The Reforestation, Nurseries, and Genetic Resources (RNGR) Team, established through a Forest Service memorandum of understanding, is tasked with transferring information on native plants, including their collection, propagation, and deployment. One issue the team addresses is ensuring that nursery managers, reforestation and restoration specialists, and others in related fields receive timely information.

Light emitting diodes (LED): applications in forest and native plant nurseries

Publications Posted on: July 29, 2013
It was quotes like this that made us want to learn more about light emitting diodes (LED). Other than knowing that LEDs were the latest innovation in artificial lighting, we knew that we had a lot to learn. So we started by reviewing some of the basics. The following review is a brief synopsis of how light affects plants and some discussion about LED lighting.

RNGR: A national resource for reforestation, restoration, and nursery professionals

Publications Posted on: November 17, 2011
The Forest Service developed the national Reforestation, Nurseries, and Genetics Resources (RNGR) program to provide expert support to State, industrial, and private forest and conservation nurseries throughout the country. The RNGR program includes technical assistance to nurseries, research projects (to address seedling and field issues), and Internet sites.

Discovering ways to improve crop production and plant quality [Chapter 17]

Publications Posted on: June 24, 2009
Working with plants is a process of discovery. Being curious and aware, paying close attention, and staying open and adaptive are important practices. Books and people can help us learn about plants in the nursery, but the very best teachers are the plants themselves. "Research" is simply paying close attention, tracking what is happening and what is causing it to happen, asking questions, and seeking answers.

Nursery management [Chapter 16]

Publications Posted on: June 24, 2009
This handbook provides an overview of the factors that go into starting and operating a native plant nursery. Management includes all aspects of working with plants in all their phases of growth as described in Chapter 3, Crop Planning and Developing Propagation Protocols.

Holistic pest management [Chapter 15]

Publications Posted on: June 24, 2009
As any experienced grower knows only too well, nursery management is a continuous process of solving problems.
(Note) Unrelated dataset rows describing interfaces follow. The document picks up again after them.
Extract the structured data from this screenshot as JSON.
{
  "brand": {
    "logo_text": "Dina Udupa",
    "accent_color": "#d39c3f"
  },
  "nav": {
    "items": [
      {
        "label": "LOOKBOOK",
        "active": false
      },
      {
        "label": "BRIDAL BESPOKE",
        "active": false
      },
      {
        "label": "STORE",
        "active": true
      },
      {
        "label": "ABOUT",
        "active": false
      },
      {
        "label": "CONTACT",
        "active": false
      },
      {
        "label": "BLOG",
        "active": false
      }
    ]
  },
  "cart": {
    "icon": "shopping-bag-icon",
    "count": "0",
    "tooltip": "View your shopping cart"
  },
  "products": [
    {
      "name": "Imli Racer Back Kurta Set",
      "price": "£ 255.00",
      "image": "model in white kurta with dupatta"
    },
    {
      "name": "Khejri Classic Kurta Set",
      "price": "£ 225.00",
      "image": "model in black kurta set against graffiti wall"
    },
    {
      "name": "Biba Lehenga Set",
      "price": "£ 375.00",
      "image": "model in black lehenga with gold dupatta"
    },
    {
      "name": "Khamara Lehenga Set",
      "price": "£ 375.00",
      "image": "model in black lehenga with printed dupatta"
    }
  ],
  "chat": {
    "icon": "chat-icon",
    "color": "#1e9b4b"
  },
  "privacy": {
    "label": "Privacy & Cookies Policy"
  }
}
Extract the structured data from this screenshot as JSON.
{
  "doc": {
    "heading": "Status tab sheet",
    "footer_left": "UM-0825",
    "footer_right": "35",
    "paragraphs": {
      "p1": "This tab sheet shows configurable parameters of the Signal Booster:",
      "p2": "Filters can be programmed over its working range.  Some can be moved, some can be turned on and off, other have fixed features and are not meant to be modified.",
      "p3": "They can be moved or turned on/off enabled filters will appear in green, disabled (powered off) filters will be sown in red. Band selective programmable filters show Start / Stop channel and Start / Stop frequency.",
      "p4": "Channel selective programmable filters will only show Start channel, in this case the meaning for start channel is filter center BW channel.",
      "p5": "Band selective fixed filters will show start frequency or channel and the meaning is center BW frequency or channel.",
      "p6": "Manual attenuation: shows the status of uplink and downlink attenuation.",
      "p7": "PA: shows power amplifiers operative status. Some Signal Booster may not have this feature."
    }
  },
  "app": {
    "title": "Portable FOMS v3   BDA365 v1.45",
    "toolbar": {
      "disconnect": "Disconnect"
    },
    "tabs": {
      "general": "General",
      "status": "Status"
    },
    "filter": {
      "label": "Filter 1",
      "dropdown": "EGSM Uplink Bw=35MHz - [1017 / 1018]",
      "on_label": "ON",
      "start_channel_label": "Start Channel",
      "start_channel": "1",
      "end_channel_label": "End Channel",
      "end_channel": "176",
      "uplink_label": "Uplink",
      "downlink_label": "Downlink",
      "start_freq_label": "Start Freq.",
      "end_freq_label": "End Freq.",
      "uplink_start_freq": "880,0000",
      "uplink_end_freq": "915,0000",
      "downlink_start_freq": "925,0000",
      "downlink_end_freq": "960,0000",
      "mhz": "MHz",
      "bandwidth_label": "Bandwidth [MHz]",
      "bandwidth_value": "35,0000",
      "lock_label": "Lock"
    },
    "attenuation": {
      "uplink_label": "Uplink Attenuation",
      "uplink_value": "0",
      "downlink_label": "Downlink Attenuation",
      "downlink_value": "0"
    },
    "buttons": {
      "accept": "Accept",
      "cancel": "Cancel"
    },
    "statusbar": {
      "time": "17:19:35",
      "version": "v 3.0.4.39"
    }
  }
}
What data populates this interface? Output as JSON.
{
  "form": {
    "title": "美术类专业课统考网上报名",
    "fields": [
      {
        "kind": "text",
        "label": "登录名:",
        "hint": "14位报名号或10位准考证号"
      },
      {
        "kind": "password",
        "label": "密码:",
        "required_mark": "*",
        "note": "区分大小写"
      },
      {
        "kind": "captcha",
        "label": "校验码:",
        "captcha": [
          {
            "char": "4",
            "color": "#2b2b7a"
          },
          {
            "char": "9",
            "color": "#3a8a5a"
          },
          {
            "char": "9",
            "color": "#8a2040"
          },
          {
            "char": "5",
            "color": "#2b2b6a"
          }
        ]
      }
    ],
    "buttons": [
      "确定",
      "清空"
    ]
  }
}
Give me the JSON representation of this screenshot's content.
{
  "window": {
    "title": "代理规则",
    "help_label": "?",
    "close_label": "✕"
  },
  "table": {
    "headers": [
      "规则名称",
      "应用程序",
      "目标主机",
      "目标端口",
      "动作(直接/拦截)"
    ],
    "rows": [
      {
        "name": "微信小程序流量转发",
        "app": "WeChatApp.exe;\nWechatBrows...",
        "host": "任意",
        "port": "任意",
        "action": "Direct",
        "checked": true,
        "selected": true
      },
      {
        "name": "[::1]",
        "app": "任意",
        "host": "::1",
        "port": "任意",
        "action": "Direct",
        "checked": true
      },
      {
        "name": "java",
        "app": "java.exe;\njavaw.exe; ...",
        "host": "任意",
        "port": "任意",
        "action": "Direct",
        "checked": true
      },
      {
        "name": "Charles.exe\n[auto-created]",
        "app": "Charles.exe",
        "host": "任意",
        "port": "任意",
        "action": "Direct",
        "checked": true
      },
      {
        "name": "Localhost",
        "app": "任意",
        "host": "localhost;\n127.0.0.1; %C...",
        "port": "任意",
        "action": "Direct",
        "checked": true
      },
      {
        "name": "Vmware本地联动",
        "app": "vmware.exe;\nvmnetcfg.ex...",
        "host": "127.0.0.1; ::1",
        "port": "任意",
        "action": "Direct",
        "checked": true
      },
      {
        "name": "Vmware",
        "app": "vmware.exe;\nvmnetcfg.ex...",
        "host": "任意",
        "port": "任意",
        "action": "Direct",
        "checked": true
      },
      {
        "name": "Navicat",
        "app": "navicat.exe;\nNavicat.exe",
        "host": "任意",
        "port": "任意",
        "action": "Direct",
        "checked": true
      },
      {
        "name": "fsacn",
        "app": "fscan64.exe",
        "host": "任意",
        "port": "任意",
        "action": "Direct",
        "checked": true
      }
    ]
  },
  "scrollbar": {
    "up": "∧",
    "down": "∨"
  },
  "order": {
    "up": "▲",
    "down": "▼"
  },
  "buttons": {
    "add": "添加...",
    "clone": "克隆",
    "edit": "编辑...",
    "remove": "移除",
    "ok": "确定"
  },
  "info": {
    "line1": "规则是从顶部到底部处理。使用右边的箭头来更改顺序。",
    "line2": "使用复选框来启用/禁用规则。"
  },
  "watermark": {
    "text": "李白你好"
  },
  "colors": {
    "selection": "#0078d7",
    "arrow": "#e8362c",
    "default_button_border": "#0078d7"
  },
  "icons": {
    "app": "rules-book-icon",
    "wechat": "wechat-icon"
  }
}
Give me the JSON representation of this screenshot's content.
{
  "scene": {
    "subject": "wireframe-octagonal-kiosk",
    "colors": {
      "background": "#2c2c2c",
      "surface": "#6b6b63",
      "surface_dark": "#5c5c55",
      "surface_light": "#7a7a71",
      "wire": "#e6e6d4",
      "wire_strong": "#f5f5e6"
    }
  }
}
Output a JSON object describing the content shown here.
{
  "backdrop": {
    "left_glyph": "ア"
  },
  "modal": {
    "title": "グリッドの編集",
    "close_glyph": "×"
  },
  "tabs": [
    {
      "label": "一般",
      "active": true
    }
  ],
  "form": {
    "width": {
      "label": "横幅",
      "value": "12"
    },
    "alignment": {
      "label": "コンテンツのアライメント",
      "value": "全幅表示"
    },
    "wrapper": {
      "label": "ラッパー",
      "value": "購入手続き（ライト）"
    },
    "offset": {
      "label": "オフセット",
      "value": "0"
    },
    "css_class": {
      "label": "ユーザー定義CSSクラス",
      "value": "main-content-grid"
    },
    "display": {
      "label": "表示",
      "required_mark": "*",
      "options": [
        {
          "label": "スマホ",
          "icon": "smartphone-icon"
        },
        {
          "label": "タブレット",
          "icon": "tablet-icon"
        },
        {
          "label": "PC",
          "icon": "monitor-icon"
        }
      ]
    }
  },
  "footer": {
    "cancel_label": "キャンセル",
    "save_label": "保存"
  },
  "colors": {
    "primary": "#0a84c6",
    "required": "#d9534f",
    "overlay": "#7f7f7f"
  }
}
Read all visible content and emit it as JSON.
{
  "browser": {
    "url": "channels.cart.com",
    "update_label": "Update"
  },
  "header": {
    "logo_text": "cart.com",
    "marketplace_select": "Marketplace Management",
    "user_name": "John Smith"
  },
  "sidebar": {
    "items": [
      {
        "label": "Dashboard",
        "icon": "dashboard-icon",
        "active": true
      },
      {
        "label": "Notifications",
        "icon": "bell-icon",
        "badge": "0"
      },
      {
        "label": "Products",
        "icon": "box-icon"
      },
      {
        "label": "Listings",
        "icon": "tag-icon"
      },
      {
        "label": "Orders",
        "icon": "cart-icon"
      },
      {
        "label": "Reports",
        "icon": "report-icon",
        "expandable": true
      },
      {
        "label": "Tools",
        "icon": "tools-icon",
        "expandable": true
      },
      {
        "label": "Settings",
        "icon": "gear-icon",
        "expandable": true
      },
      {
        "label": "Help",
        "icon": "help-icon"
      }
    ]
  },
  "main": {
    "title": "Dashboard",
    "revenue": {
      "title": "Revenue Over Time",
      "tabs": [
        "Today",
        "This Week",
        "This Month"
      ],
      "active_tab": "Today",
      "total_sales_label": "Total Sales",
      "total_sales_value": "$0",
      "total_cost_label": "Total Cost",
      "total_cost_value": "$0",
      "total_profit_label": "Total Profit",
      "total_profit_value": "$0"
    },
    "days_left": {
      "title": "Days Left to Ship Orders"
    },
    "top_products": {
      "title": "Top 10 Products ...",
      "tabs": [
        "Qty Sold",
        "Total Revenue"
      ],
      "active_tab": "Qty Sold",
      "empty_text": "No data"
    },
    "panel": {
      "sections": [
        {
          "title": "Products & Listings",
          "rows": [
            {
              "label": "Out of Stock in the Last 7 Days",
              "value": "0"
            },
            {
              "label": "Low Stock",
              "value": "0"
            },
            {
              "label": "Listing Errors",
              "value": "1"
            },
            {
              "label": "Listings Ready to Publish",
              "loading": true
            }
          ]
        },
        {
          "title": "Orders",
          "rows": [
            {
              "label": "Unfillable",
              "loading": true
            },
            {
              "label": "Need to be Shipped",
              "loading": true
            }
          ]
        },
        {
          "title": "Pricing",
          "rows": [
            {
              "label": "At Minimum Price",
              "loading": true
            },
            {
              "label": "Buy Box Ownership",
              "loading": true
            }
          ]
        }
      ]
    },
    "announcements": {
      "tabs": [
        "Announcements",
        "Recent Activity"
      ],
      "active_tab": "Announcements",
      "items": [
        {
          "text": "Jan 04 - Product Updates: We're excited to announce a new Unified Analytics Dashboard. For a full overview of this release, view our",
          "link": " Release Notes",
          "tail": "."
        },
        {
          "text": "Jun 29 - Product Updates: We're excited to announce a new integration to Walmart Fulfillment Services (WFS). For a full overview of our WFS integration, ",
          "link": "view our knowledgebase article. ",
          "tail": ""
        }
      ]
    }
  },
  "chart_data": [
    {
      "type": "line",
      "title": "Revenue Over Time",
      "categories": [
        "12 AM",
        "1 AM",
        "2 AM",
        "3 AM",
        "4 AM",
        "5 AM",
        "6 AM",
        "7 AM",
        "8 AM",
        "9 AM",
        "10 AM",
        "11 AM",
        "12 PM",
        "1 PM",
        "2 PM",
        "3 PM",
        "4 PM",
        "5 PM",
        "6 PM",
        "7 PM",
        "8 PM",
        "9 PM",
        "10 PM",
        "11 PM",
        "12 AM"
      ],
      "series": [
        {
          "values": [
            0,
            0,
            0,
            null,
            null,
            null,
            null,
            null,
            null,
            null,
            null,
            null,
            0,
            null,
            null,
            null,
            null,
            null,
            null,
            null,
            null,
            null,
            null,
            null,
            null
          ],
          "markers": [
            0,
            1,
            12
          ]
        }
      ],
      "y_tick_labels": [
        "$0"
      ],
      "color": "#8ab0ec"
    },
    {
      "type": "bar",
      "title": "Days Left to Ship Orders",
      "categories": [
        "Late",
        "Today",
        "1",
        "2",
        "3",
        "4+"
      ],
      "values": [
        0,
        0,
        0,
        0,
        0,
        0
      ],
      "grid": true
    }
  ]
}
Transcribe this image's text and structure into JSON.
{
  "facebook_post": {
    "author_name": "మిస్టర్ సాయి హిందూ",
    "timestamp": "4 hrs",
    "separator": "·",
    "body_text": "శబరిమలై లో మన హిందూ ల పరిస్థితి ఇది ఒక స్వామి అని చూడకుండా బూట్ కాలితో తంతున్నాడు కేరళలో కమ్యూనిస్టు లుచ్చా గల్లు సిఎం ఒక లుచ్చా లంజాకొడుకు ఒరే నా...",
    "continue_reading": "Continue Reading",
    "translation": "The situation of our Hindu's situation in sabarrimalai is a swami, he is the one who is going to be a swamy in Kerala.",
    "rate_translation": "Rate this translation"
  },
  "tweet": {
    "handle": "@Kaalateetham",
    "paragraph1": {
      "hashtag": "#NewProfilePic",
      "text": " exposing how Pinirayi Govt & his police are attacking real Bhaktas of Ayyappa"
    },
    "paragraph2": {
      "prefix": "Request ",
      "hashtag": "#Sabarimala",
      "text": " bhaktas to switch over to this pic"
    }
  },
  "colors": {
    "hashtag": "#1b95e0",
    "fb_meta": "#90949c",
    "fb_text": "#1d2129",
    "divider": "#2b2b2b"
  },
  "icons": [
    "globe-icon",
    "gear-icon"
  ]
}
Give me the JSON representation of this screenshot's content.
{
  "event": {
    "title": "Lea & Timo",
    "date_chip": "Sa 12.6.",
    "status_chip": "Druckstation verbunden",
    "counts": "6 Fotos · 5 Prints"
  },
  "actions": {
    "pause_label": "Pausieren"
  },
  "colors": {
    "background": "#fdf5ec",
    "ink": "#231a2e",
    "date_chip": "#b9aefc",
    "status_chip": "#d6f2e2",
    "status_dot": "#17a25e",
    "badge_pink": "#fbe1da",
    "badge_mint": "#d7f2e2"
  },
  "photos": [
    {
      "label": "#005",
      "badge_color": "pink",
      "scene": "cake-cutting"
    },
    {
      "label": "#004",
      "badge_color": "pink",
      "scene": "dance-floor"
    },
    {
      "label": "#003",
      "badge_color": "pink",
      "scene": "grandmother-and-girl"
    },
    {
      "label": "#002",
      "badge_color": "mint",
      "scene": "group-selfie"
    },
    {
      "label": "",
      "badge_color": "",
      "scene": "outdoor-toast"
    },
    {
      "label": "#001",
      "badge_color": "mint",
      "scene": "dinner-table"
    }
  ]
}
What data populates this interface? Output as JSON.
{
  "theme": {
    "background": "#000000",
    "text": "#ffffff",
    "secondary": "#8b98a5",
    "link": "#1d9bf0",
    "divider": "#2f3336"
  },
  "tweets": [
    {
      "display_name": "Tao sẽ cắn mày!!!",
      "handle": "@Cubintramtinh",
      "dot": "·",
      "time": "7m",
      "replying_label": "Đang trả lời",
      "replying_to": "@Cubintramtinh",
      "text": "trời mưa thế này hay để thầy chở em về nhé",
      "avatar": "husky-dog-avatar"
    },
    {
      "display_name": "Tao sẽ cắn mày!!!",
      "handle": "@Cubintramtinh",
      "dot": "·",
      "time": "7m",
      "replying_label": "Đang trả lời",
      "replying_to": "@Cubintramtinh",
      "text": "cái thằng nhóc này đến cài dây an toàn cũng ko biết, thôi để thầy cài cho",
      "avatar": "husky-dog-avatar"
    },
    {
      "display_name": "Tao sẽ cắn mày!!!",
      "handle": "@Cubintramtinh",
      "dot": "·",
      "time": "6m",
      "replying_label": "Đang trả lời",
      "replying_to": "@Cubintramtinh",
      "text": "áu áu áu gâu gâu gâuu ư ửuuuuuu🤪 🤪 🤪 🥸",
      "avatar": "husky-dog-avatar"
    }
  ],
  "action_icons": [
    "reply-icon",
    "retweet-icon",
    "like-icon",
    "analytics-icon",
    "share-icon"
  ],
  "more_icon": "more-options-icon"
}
Murphy's Law of "anything that can go wrong, will go wrong" sounds as if it were meant for native plant production. One recurring problem is pests. Nursery managers have traditionally talked about "controlling" a pest.

Beneficial microorganisms [Chapter 14]

Publications Posted on: June 24, 2009
The web of life depends on microorganisms, a vast network of small and unseen allies that permeate the soil, water, and air of our planet. For people who work with plants, the greatest interest in microorganisms is in the complex communities that are part of the soil.

Harvesting, storing, and shipping [Chapter 13]

Publications Posted on: June 24, 2009
Plants are ready for harvest and delivery to clients after they have reached target specifications (see Chapter 2, The Target Plant Concept) and have been properly hardened (see Chapter 12, Hardening). Originally, nursery stock was grown in soil in fields; nursery managers would "lift" those seedlings out of the ground to harvest them.